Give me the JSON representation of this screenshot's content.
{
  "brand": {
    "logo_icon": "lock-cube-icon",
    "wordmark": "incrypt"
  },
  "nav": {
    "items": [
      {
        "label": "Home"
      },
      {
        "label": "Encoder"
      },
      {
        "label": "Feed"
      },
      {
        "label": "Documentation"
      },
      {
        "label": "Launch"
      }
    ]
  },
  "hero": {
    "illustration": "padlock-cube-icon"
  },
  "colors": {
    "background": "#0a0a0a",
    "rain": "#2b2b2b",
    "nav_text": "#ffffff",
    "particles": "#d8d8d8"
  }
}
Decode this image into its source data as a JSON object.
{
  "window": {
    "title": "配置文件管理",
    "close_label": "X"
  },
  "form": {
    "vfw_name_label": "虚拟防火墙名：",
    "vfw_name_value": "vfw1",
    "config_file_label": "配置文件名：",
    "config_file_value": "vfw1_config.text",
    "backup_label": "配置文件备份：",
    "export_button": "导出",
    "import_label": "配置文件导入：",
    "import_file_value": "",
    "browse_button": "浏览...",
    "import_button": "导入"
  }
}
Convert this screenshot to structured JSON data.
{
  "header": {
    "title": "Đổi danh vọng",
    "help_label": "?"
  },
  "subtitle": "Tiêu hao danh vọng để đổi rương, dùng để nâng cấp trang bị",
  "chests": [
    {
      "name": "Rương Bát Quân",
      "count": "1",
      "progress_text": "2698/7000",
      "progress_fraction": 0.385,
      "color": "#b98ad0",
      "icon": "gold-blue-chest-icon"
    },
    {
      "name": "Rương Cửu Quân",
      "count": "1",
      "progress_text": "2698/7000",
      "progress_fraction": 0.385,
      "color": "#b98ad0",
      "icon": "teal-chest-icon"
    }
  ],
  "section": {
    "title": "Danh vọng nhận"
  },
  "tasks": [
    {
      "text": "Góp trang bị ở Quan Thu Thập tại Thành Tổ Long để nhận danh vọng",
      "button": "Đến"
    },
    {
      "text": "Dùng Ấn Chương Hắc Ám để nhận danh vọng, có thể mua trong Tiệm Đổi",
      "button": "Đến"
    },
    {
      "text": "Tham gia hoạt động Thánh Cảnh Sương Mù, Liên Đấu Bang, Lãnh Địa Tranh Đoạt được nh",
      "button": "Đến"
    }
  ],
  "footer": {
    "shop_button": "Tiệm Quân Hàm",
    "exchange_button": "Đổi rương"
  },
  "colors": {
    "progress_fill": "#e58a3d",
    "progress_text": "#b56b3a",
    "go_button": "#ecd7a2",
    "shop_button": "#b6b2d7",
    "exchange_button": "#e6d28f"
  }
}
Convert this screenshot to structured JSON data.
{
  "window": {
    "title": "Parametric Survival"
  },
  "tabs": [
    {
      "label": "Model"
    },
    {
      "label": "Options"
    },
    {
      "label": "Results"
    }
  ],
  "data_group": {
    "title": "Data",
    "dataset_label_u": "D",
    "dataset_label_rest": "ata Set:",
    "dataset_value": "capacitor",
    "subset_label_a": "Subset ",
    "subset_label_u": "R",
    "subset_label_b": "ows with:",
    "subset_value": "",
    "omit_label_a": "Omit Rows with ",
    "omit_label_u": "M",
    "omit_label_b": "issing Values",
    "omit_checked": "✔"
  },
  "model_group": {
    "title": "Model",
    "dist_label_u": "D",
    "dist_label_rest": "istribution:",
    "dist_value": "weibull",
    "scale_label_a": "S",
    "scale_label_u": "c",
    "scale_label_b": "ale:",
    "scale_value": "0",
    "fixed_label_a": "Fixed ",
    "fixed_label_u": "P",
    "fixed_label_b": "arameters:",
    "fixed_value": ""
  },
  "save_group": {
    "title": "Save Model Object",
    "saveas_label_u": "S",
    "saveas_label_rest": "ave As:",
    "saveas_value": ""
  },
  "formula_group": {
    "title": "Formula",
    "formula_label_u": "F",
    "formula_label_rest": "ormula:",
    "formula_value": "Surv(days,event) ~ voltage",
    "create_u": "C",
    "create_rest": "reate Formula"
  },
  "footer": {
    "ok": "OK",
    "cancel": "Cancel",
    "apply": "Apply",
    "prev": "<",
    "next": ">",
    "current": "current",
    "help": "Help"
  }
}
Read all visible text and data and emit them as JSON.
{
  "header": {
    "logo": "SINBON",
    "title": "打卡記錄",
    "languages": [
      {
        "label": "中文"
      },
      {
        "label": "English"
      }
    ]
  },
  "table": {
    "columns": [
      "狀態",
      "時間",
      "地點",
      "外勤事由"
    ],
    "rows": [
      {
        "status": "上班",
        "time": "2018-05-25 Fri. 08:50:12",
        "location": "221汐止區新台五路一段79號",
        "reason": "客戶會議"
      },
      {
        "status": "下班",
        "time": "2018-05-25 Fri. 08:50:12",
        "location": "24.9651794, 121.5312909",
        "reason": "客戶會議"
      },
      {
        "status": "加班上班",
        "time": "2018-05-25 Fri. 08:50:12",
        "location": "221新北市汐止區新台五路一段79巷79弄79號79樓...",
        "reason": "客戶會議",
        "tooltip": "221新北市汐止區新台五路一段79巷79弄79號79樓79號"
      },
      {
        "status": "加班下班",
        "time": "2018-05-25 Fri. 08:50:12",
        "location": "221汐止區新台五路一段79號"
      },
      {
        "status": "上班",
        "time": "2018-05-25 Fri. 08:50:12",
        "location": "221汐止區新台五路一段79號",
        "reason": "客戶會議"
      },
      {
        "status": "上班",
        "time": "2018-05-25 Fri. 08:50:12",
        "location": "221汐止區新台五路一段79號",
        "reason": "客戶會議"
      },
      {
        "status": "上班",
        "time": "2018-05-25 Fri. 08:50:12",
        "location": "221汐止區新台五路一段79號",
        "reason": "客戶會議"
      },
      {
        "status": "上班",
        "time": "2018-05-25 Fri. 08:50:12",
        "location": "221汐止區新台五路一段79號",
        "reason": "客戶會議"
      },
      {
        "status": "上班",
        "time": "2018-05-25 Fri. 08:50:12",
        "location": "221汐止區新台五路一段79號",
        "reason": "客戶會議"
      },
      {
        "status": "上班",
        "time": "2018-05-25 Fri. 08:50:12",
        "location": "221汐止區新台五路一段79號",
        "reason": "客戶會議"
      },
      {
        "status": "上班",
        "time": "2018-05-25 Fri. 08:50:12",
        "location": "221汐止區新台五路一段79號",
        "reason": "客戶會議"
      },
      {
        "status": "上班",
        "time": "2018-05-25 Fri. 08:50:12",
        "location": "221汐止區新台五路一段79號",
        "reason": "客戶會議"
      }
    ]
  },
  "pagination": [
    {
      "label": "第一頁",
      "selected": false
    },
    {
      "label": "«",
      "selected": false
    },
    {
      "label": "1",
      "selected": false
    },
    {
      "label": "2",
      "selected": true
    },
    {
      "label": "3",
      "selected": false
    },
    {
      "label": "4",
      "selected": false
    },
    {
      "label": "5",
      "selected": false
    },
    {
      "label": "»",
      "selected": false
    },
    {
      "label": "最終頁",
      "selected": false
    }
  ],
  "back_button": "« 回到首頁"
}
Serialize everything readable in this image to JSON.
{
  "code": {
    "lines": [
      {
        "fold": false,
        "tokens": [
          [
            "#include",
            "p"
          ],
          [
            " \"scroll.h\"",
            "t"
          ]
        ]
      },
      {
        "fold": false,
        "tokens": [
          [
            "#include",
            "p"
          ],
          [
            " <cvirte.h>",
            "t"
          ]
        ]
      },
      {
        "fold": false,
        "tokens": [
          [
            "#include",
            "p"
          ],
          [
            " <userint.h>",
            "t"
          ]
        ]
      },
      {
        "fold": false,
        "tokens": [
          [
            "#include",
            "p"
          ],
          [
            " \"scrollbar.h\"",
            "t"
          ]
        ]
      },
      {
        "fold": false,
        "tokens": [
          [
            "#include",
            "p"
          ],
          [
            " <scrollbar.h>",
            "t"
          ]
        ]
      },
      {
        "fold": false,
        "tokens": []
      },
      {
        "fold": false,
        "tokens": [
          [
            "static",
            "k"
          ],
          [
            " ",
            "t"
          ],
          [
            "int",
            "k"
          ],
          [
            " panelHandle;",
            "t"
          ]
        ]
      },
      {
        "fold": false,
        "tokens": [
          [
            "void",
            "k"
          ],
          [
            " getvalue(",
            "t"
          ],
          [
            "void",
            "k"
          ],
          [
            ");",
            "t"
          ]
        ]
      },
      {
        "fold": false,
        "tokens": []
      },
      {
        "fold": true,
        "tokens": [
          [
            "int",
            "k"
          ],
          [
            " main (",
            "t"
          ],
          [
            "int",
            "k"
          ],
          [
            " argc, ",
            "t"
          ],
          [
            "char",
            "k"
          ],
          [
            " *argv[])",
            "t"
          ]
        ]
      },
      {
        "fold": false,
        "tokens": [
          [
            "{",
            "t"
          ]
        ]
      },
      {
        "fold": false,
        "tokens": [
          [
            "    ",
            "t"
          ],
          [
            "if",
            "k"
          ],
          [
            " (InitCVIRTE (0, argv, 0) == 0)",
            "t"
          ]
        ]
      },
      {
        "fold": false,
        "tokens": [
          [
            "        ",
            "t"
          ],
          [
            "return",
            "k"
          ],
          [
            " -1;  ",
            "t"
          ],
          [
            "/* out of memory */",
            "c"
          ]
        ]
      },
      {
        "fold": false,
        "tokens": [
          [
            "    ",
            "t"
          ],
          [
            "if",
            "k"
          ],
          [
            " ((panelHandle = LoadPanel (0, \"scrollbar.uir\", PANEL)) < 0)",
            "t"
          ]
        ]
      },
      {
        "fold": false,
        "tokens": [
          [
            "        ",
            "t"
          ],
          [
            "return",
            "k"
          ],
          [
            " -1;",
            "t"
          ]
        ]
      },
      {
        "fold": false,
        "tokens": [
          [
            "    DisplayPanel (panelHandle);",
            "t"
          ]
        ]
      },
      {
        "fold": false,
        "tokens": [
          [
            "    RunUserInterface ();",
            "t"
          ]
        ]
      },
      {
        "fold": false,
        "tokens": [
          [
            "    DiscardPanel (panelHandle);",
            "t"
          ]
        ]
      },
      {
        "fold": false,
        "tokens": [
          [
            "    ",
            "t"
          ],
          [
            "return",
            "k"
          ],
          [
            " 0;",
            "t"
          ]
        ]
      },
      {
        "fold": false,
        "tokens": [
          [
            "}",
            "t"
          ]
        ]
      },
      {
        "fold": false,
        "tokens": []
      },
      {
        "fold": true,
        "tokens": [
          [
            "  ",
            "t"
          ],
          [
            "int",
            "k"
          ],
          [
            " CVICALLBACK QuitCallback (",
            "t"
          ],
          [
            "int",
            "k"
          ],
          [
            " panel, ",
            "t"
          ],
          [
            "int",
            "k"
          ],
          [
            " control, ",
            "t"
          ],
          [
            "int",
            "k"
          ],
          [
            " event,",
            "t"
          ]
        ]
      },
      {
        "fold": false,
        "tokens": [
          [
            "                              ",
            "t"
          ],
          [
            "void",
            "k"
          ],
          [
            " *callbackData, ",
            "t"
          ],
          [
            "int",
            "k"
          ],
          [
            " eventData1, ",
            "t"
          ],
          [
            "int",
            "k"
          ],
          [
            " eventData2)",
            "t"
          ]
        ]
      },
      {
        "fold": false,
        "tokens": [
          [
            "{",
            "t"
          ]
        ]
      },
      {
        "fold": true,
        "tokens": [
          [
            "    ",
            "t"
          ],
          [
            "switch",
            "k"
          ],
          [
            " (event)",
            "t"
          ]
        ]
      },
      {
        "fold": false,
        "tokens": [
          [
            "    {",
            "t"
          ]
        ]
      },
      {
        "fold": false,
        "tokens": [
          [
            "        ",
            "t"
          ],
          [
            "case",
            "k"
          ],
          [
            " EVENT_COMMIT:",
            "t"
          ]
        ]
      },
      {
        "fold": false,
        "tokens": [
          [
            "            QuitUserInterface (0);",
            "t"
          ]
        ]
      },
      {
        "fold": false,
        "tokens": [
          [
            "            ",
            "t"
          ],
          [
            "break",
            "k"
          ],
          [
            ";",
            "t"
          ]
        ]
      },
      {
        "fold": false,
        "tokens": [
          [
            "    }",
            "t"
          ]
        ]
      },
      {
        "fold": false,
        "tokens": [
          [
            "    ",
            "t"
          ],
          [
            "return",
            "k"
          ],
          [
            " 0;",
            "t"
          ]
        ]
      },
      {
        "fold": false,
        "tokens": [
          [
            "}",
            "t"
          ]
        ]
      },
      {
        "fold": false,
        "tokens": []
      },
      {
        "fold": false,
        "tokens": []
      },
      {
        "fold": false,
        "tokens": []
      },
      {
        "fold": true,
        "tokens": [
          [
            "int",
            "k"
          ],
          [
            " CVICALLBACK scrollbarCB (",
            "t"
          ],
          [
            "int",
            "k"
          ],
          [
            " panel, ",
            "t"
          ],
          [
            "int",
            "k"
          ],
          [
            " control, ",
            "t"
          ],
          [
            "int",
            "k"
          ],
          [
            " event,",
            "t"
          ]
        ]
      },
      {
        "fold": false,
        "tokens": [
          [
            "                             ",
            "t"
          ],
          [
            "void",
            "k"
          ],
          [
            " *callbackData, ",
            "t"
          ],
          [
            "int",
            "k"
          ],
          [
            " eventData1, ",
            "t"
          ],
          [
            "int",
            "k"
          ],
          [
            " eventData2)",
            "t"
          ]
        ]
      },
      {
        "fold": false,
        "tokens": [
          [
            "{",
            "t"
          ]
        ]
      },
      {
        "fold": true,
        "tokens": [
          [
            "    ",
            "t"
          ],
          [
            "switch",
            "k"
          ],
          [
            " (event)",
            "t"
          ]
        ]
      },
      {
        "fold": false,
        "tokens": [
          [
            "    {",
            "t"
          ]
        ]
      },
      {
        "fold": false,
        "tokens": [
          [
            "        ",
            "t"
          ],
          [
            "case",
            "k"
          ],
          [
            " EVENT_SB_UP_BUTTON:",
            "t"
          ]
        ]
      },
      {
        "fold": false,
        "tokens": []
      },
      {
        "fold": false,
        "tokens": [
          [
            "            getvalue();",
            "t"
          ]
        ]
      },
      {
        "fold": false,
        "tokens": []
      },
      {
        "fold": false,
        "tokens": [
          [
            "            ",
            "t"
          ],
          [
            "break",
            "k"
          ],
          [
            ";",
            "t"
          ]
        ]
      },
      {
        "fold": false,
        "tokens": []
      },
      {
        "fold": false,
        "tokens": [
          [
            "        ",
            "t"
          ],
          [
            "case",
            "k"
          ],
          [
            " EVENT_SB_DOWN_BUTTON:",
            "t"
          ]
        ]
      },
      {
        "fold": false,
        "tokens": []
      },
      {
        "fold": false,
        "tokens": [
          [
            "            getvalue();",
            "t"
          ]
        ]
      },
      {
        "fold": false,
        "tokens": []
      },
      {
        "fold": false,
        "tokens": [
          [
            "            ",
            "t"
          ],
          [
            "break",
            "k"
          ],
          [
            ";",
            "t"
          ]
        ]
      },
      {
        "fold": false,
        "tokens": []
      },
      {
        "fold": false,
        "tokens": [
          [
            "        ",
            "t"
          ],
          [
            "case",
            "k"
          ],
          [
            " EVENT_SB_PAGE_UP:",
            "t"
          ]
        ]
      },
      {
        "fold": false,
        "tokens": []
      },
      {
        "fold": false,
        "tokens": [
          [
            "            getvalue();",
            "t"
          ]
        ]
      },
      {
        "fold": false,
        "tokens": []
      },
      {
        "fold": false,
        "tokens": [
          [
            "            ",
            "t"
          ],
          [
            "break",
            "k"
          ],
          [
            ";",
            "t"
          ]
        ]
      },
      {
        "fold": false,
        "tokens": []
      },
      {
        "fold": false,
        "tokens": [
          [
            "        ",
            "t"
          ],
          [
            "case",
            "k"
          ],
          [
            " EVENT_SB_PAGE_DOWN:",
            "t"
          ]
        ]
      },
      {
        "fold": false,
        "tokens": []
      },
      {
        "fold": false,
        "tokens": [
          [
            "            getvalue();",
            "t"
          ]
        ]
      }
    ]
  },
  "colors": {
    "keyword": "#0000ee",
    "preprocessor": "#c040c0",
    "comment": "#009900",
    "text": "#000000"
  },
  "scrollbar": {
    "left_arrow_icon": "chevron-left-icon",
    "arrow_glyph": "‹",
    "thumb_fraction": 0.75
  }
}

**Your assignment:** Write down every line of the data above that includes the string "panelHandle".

**Exercise output:**
            " panelHandle;",
            " ((panelHandle = LoadPanel (0, \"scrollbar.uir\", PANEL)) < 0)",
            "    DisplayPanel (panelHandle);",
            "    DiscardPanel (panelHandle);",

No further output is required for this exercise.